I’ve written a number of articles on electric cars, plus this 3-page tutorial for friends and relatives on EV single-pedal speed control (one of their best features) in case you’re interested. There's also a link on the first page of this blog.
So if the i3 and the Model 3 don’t work for me, what will? And when?
Porsche is making a very impressive EV — now called the Mission E (not the final name) — that is set for production late-2019. Camouflaged pre-production prototypes have been seen on German roads, and testing on the famous Nürburgring track. I photoshopped away the camouflage in the picture below. The AWD car checks all my boxes, and then some, but might be a little overkill for trips to the grocery store. Sigh.
But back to the house remodel.

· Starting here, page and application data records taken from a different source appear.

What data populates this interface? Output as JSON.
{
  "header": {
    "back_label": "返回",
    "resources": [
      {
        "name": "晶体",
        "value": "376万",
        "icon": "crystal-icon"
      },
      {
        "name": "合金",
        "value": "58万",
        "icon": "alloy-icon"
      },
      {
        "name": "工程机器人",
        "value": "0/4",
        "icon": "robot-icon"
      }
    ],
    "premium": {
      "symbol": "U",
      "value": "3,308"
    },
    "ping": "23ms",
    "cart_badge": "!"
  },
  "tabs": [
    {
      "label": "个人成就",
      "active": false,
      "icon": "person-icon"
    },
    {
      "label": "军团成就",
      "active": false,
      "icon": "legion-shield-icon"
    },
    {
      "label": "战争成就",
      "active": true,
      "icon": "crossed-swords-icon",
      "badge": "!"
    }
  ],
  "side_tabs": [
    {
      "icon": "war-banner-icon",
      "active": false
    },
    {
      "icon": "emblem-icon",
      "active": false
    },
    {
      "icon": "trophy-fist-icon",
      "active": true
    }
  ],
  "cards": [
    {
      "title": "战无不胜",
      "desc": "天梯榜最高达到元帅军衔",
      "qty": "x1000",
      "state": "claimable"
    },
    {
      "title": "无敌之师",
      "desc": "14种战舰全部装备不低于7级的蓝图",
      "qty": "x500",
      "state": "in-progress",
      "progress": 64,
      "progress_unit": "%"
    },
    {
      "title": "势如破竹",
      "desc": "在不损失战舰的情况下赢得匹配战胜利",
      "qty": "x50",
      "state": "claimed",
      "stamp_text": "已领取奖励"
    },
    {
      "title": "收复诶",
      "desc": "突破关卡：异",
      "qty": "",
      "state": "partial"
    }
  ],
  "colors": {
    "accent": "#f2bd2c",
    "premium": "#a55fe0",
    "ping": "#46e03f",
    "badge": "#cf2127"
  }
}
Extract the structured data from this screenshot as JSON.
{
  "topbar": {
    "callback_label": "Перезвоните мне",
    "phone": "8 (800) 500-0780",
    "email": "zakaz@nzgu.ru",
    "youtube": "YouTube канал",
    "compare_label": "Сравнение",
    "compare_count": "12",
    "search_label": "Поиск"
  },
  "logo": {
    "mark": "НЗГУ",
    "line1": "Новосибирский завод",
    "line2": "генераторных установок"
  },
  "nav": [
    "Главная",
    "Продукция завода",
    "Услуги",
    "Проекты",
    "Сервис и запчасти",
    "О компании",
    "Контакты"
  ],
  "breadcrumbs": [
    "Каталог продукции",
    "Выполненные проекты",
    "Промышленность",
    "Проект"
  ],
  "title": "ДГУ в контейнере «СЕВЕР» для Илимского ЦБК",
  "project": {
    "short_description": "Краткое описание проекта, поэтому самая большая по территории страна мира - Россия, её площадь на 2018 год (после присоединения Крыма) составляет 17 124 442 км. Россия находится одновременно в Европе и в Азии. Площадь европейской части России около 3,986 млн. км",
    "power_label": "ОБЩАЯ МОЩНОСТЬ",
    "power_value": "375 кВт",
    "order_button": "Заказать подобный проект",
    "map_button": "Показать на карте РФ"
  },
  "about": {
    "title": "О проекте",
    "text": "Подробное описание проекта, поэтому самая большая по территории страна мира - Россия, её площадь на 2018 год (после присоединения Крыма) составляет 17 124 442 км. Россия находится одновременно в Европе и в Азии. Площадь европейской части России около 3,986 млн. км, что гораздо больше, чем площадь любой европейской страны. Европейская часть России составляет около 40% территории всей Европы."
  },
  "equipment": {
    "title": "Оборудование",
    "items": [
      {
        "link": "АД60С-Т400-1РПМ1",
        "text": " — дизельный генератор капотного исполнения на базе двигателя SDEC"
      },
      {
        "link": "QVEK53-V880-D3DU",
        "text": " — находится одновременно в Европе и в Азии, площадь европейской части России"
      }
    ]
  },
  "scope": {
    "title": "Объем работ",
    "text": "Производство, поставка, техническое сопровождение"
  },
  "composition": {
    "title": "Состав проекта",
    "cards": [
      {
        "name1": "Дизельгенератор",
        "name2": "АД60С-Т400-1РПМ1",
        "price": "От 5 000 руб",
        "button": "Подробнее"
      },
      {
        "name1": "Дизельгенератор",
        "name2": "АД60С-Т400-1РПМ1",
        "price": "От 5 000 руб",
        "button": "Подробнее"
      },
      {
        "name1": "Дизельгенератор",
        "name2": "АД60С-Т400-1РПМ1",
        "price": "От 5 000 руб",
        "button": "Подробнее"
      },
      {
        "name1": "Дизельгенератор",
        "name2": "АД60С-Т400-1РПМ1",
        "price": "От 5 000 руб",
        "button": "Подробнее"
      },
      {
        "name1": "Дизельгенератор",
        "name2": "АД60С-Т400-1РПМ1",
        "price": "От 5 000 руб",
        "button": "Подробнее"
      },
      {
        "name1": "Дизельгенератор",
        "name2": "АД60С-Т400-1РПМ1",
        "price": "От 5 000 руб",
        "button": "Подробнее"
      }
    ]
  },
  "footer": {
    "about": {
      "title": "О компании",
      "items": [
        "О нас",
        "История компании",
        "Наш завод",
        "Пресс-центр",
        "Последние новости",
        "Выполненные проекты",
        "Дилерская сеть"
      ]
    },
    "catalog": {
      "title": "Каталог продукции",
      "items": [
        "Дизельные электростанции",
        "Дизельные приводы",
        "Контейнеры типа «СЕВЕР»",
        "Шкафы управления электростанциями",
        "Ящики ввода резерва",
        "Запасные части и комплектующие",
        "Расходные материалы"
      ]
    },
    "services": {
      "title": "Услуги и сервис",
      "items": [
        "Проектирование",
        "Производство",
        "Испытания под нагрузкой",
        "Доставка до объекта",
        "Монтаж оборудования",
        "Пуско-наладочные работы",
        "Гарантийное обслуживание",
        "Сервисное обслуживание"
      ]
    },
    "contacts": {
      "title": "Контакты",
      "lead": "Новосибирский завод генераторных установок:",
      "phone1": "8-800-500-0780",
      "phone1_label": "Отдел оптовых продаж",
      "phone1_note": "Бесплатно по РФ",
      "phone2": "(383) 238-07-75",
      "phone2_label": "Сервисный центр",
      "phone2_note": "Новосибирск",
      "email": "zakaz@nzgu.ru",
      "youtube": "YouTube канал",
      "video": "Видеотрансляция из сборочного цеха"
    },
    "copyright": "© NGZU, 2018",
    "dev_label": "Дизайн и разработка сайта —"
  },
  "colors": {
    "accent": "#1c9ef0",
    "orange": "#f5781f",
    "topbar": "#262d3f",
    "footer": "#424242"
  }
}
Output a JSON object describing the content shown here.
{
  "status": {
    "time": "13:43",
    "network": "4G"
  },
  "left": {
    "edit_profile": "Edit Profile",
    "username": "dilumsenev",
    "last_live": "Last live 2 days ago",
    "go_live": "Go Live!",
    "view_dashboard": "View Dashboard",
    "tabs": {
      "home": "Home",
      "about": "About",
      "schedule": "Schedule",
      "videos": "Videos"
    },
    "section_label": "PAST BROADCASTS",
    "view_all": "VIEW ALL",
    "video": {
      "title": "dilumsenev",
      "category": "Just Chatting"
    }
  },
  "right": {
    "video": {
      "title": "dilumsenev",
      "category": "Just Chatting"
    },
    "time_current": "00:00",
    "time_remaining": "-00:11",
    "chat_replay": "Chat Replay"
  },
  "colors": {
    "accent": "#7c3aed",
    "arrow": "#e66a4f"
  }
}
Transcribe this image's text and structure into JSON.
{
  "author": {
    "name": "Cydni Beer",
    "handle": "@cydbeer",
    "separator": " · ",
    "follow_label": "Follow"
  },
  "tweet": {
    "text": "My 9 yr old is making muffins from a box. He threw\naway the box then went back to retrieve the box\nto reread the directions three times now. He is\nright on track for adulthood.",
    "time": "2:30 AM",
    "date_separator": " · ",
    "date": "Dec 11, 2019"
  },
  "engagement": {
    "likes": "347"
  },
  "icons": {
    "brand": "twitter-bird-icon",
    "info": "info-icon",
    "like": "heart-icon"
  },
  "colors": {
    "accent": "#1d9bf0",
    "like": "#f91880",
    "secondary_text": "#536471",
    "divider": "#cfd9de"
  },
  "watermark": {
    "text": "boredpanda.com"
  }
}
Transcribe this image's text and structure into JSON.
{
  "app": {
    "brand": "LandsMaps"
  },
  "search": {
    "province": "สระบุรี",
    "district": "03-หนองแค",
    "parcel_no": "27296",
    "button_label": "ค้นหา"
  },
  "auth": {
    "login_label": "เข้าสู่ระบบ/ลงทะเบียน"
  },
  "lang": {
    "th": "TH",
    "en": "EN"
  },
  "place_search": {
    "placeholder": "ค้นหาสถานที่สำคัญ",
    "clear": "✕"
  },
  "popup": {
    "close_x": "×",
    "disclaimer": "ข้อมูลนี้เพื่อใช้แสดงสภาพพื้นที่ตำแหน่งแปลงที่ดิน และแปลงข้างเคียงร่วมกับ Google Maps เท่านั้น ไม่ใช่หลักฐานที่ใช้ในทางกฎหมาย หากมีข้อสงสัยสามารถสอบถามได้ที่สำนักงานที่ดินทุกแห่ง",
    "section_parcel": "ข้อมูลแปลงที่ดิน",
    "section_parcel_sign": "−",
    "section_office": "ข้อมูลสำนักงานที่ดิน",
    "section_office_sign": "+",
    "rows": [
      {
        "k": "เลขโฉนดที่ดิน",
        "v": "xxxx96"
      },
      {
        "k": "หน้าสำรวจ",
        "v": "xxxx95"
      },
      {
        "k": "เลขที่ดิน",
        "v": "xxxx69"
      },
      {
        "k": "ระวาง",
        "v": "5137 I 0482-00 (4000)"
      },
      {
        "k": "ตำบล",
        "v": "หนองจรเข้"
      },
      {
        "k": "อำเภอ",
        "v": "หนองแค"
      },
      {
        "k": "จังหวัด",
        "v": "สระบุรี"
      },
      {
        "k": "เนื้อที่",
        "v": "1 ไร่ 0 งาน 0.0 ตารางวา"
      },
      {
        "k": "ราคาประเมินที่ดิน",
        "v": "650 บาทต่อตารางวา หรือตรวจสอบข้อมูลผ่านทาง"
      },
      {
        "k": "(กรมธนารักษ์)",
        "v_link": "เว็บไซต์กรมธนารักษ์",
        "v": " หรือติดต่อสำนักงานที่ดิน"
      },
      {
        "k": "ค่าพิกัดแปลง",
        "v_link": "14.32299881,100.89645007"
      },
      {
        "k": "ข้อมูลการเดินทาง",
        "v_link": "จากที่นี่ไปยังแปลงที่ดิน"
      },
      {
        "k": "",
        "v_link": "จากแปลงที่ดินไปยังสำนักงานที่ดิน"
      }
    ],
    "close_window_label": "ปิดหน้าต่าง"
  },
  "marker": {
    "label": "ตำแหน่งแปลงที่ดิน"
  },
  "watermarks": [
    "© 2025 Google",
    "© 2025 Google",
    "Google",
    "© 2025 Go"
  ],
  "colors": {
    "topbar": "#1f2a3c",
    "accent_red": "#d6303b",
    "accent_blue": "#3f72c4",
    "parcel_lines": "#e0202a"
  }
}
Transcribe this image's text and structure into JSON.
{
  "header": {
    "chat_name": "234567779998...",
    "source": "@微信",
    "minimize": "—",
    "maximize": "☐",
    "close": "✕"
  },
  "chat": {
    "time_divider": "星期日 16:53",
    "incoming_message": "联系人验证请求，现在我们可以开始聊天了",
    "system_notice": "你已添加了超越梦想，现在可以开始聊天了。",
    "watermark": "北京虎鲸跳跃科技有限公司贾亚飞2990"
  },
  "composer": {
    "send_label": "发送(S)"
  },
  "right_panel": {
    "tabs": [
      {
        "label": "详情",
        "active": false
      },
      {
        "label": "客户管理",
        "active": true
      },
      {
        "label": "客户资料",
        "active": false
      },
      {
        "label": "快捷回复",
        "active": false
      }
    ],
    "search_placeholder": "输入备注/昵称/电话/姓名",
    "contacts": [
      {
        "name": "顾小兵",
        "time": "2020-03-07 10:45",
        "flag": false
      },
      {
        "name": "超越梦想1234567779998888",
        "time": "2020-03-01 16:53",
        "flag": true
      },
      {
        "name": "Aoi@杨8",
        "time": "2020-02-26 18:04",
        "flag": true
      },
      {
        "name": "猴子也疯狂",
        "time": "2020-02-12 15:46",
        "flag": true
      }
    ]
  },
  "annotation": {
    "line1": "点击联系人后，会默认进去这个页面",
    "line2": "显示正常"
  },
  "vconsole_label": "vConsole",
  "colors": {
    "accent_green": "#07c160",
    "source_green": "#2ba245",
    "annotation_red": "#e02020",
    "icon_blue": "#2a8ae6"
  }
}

Working on drawers at a relaxed pace. Mostly more drawers for the waterbed base, but I also built the first kitchen drawer. It’s one of the high side-loading drawers, and I’m happy with it (and looking forward to getting more of the 60+ kitchen drawers made). It’s not surprising that most kitchens have doors on most of their cabinet storage spaces, because drawers are complicated to build, and while cheap drawer slides are often used, I’m paying about $17-$18 per pair for good quality full-extension drawer slides. Soft-closing slides are significantly more.
Photos of the kitchen drawer-shelf, closed and open: